A party that has a mutually discussed and unified platform that seeks to incorporate itself within the working class is a movement that can utilize a diversity of tactics. Lenin remarks in his Guerrilla Warfare that Marxism cannot “confine itself to the forms of struggle possible and in existence at the given moment only, recognising as it does that new forms of struggle, unknown to the participants of the given period, inevitably arise as the given social situation, changes” (5). In the era of reemergent American fascism, the right is constantly evolving to its contexts. The anti-fascist movement must keep up, and to do this, it must be active in working class communities. For Lenin, “Marxism learns from mass practice, and makes no claim what ever to teach the masses forms of struggle invented by “systematisers” in the seclusion of their studies.” No one tactic, from physical confrontation to sabotage and protest, is sufficient to defeat fascism. The anti-fascist movement in the United States cannot be an armed wing of a politically vacant organization, nor an immobile “systematizing” one that refuses to participate until their “studied” expectations are met.
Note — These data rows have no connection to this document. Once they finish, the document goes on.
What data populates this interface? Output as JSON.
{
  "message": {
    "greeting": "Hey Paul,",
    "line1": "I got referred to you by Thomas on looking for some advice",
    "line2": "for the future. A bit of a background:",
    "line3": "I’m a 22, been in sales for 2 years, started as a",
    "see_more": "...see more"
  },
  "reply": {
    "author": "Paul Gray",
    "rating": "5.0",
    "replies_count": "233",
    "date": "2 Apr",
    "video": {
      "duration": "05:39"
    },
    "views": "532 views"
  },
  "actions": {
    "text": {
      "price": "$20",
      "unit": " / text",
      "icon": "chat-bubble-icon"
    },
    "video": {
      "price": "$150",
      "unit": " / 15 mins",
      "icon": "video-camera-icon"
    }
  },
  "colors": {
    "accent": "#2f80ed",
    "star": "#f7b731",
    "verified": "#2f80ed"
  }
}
The rise of anti-fascism in 2017 has been one of the more encouraging developments in contemporary American politics. Anti-fascism must be a top priority for Leninist organizations in the United States, and advocating for democratic centralism, socialist agitation, and a diversity of tactics in this struggle will help in the construction of a Communist movement in the United States. The American Party of Labor has joined national and international anti-fascist struggles, from Portland and Chicago, to Texas, New Jersey, and Quito. In the spirit of Jack Shulman, Leninists must never forsake their principles, but always be willing to join with others in what Marxist-Leninist Dolores Ibárruri called in a farewell speech to the international brigades in 1938 “the cause of all advanced and progressive mankind” (6).